Start of Source records
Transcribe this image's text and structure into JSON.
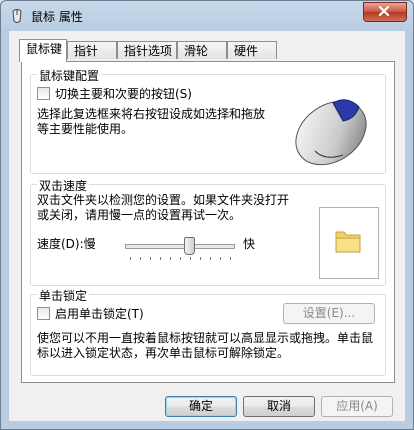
{
  "window": {
    "title": "鼠标 属性"
  },
  "tabs": [
    {
      "label": "鼠标键",
      "active": true
    },
    {
      "label": "指针"
    },
    {
      "label": "指针选项"
    },
    {
      "label": "滑轮"
    },
    {
      "label": "硬件"
    }
  ],
  "button_config": {
    "group_label": "鼠标键配置",
    "switch_checkbox_label": "切换主要和次要的按钮(S)",
    "switch_checked": false,
    "description": "选择此复选框来将右按钮设成如选择和拖放等主要性能使用。"
  },
  "double_click": {
    "group_label": "双击速度",
    "description": "双击文件夹以检测您的设置。如果文件夹没打开或关闭，请用慢一点的设置再试一次。",
    "speed_label": "速度(D):",
    "slow_label": "慢",
    "fast_label": "快",
    "slider_value_fraction": 0.6,
    "tick_count": 11
  },
  "click_lock": {
    "group_label": "单击锁定",
    "checkbox_label": "启用单击锁定(T)",
    "checked": false,
    "settings_label": "设置(E)...",
    "description": "使您可以不用一直按着鼠标按钮就可以高显显示或拖拽。单击鼠标以进入锁定状态，再次单击鼠标可解除锁定。"
  },
  "footer": {
    "ok_label": "确定",
    "cancel_label": "取消",
    "apply_label": "应用(A)"
  },
  "colors": {
    "title_bar": "#b9cde2",
    "close_button": "#c9543f",
    "group_border": "#d5dfe5"
  }
}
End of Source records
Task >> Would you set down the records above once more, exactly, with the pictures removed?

Answer space >>
Transcribe this image's text and structure into JSON.
{
  "window": {
    "title": "鼠标 属性"
  },
  "tabs": [
    {
      "label": "鼠标键",
      "active": true
    },
    {
      "label": "指针"
    },
    {
      "label": "指针选项"
    },
    {
      "label": "滑轮"
    },
    {
      "label": "硬件"
    }
  ],
  "button_config": {
    "group_label": "鼠标键配置",
    "switch_checkbox_label": "切换主要和次要的按钮(S)",
    "switch_checked": false,
    "description": "选择此复选框来将右按钮设成如选择和拖放等主要性能使用。"
  },
  "double_click": {
    "group_label": "双击速度",
    "description": "双击文件夹以检测您的设置。如果文件夹没打开或关闭，请用慢一点的设置再试一次。",
    "speed_label": "速度(D):",
    "slow_label": "慢",
    "fast_label": "快",
    "slider_value_fraction": 0.6,
    "tick_count": 11
  },
  "click_lock": {
    "group_label": "单击锁定",
    "checkbox_label": "启用单击锁定(T)",
    "checked": false,
    "settings_label": "设置(E)...",
    "description": "使您可以不用一直按着鼠标按钮就可以高显显示或拖拽。单击鼠标以进入锁定状态，再次单击鼠标可解除锁定。"
  },
  "footer": {
    "ok_label": "确定",
    "cancel_label": "取消",
    "apply_label": "应用(A)"
  },
  "colors": {
    "title_bar": "#b9cde2",
    "close_button": "#c9543f",
    "group_border": "#d5dfe5"
  }
}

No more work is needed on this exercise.